The contract numbers for Michigan are associated with 44,052 workers and 32 settled collective bargaining agreements, according to the Construction Labor Research Council (CLRC), which released the figures last month.
Michigan's strong construction union presence undoubtedly contributed to the higher percentage increase in wages and fringes. Only Minnesota (5.4 percent average increase), Illinois (4.8 percent increase) and Texas (4.6 percent increase) were higher than Michigan's. Our state's wage and fringe increases lead the nation in 2000 and 2001.
Since it's a right-to-work state, Texas' big jump in pay percentage is a little surprising. However, that state's average hourly pay increase was only increased by 96 cents an hour.

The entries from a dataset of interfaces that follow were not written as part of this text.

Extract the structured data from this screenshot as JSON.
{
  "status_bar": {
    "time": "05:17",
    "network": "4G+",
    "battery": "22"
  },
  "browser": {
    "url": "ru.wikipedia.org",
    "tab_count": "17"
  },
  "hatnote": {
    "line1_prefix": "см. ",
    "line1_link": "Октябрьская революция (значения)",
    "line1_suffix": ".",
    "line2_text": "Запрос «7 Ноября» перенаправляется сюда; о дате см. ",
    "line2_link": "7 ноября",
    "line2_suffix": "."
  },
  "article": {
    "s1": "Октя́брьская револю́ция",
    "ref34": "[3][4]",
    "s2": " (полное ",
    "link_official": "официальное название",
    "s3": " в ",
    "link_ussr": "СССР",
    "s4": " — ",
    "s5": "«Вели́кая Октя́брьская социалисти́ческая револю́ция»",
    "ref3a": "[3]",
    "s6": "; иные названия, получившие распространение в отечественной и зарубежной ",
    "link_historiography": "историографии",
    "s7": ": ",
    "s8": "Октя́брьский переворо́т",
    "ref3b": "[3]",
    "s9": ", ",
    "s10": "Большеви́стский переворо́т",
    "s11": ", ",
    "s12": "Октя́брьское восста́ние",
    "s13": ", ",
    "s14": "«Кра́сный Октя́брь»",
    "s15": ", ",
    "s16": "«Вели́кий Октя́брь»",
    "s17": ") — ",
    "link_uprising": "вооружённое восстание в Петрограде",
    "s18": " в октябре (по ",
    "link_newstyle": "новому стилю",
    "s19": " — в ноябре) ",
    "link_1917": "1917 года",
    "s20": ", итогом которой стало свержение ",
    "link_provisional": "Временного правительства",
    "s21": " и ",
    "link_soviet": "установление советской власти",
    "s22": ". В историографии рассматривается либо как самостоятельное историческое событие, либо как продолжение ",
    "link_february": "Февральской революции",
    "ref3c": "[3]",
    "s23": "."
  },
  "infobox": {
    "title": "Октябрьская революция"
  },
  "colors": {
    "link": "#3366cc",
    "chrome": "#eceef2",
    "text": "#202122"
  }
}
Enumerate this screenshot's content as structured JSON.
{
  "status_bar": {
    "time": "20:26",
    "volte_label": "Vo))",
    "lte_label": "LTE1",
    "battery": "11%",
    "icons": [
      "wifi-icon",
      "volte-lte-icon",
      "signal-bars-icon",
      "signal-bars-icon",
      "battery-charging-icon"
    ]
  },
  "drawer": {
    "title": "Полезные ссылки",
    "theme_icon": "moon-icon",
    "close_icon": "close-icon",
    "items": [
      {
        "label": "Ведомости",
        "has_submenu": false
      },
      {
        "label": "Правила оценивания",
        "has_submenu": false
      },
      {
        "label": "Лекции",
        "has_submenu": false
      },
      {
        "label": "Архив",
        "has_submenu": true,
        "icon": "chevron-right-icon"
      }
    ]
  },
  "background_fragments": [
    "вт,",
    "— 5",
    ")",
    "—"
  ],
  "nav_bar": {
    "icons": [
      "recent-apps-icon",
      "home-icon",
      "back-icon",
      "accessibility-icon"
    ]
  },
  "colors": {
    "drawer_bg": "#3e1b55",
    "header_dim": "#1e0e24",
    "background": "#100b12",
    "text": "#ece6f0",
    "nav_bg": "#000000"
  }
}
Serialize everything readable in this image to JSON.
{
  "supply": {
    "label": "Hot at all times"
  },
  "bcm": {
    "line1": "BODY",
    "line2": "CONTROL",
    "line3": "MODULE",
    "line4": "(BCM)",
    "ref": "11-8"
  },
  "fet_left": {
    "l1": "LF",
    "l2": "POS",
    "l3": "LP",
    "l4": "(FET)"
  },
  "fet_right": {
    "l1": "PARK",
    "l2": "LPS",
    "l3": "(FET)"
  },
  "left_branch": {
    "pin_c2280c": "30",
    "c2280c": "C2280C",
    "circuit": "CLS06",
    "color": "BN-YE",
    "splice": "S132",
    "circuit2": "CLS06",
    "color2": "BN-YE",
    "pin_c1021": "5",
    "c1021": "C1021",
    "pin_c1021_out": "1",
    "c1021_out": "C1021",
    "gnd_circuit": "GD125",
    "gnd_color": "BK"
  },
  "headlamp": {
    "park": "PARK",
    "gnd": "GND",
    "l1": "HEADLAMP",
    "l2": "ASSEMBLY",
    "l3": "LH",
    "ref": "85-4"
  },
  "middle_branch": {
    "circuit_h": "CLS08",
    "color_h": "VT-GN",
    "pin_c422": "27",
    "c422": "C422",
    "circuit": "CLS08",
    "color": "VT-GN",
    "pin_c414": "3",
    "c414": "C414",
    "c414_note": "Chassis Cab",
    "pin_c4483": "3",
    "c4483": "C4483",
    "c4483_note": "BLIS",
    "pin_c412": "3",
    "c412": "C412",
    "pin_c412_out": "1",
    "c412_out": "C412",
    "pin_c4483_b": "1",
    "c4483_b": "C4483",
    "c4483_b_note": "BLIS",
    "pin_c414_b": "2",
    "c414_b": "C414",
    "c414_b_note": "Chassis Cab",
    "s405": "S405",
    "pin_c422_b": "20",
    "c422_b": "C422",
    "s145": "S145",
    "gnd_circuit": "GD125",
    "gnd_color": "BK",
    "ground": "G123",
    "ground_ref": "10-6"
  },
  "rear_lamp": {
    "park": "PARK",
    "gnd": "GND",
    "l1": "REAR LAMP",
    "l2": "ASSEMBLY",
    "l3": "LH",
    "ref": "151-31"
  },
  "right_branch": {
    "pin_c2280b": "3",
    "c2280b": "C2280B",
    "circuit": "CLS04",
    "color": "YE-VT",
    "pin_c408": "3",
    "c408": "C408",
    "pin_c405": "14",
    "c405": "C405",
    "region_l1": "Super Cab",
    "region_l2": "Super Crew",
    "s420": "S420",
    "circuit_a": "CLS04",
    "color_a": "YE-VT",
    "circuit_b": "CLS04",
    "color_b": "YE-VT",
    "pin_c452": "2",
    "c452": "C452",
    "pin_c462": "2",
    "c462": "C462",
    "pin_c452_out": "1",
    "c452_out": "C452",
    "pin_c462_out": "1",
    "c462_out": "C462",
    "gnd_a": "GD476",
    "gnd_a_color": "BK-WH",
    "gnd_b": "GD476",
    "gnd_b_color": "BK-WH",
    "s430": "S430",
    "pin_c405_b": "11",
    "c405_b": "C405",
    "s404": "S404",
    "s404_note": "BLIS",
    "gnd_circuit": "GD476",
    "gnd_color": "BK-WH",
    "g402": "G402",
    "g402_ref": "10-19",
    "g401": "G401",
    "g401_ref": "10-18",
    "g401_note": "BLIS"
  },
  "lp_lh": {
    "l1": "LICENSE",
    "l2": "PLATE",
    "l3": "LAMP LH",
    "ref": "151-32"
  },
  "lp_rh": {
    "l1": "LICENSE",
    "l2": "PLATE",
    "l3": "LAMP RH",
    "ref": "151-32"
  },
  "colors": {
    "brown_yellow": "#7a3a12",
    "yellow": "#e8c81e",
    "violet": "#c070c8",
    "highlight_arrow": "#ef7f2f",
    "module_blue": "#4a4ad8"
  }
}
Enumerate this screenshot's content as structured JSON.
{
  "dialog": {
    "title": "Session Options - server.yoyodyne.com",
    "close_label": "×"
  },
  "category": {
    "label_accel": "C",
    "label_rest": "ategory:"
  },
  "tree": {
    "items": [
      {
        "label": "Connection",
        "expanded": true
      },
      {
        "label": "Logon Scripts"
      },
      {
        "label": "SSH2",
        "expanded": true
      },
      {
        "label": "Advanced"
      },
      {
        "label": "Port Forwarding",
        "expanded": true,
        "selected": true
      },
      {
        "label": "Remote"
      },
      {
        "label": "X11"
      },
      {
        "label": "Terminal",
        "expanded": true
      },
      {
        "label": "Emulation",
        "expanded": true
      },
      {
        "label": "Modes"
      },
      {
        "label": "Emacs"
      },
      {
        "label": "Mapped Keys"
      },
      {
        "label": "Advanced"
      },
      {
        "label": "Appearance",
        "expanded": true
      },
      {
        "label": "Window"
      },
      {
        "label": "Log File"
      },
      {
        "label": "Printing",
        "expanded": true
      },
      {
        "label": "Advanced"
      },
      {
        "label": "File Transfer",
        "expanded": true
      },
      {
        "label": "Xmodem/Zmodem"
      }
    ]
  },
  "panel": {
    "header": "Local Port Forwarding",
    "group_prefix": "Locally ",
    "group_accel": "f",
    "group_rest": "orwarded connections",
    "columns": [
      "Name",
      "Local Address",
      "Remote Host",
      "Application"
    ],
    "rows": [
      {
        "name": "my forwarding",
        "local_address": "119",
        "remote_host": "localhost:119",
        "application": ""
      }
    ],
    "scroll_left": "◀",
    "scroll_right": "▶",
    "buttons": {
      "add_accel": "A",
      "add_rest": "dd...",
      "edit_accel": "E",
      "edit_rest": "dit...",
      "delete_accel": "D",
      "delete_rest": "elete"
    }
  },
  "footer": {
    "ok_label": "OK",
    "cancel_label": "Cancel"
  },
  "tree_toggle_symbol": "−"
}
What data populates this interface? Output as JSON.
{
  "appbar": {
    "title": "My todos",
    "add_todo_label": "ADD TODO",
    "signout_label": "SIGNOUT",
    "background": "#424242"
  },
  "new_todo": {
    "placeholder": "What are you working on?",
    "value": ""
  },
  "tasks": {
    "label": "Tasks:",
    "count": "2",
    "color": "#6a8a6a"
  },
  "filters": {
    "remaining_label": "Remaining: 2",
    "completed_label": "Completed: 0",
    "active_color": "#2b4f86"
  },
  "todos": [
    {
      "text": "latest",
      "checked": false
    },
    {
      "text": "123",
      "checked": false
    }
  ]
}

Overall in the U.S., pay and fringe rates rose an average 4.0 percent in 2001, more than the 3.8 percent a year earlier. From 1995 to 2000, reports the CLRC, the range of annual increases was 3.0 to 3.8 percent. The increase for 2001 was the largest since 1983.